8. Create a Social Media Content Calendar
Creating a social media content calendar is just one part of your social media marketing plan, but it’s a really big part People often mistakenly think that an editorial calendar is that same thing at the social media plan when really it’s just the last step of the plan.
You’ve already decided which social media channels to use, but you still need to determine what content works best on each platform, what you’re going to post, and how often. These are very important questions to think about as you build your perfect social media calendar and we’ll go through them one by one now:
Choose What’s Best for Each Platform
As I’ve said before, each platform is optimized for different kinds of content. On LinkedIn, users like to read longer posts. On TikTok, users stream funny, goofy, or interesting short videos without much informative content. Instagram is extremely visual but you can find some informative content mixed in, too. Facebook is the perfect social network to share videos and blog posts. Pinterest also (surprisingly) gives videos more exposure and helps to drive traffic to your website.
These are just a few examples of platforms and the content that is ideal for each of them. Don’t let this limit you, though. Other types of content might also work well, so do some research and make a list of the kind of content you need to create for the platforms you’re on.
Next, you’re going to think about the various categories of content you’re going to create and share. You are a business within a niche, so your categories will probably align with that, but it is still nice to establish some general topics so you can have a clear picture of what you’re going to post.
So, let’s say you’re a restaurant. You might post about your own food, recipes, curiosities, nutrition facts, customer reviews, behind the scenes, your team, etc.
These are just some general examples. You can go even deeper as you look at your own business niche and your audience. Don’t just think about your business, think about your audience and their needs as well.
Use your content to help people solve their problems and educate them. Post updates about your business and the people who help you run it. Inspire your followers and establish a relationship of trust. Make sure you think outside the box and come up with several categories you can use as you come up with a plan for your content across your various social accounts.
How Often to Post and When
In addition to listing out the types of content and the topics you’ll post about, your social media strategy should also include the frequency of your posts as well as the days and times you want to stream things.
Again, each platform is different, so your plan should take that into account. Look at your analytics and see which times each social media channel recommends for you to post and follow their advice.
If you’re just starting, you probably won’t have enough information to pull from but after a week or two, you can take another look and see which times got you the best results.
As far as frequency goes, you will want to take into account the general recommendation but also consider how often you can reasonably create content. For example, Facebook recommends that you post 8 to 15 times per week, Instagram recommends at least 5 times per week and Pinterest around 50 to 70 times per week. That’s great if you can do it, but if you’re too busy, come up with something that will work for you and not add stress to your life.
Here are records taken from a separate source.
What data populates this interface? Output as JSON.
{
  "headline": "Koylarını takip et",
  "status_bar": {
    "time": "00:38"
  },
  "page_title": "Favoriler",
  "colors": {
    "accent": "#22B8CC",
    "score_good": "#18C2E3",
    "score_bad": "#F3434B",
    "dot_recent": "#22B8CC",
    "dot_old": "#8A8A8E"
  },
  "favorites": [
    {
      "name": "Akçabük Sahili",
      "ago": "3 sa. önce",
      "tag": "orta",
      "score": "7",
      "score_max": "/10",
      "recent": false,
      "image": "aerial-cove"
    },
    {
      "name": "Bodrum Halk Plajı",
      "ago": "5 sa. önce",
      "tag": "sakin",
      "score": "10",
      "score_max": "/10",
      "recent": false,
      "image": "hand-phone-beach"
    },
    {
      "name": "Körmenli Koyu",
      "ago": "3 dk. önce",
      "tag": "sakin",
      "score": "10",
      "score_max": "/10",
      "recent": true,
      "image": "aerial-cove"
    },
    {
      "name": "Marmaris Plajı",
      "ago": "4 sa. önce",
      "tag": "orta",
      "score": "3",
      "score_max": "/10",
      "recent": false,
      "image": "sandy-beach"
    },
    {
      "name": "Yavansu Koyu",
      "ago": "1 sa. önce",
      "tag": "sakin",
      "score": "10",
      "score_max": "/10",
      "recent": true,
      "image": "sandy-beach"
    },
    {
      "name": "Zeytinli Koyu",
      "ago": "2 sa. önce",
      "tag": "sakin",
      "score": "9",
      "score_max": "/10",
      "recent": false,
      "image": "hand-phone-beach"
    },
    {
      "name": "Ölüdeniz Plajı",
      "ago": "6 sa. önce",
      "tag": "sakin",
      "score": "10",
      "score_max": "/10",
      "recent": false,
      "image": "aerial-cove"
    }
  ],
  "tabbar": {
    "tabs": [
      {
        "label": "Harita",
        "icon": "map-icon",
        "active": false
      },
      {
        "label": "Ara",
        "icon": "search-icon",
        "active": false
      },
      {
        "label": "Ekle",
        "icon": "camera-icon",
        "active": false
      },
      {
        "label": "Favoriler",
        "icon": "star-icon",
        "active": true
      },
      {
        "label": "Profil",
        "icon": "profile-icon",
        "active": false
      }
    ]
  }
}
Above all else, your focus should just be on posting high-quality content. You shouldn’t post something just for the sake of posting. Remember that people value and engage with good content, so that should be your main goal.
Need help creating a content calendar? Take a look at this post and learn how to create a content calendar for your small business.
We can’t wait to see what you do. Please tag us using the hashtag #GrowingMyBiz so we can see and share your work!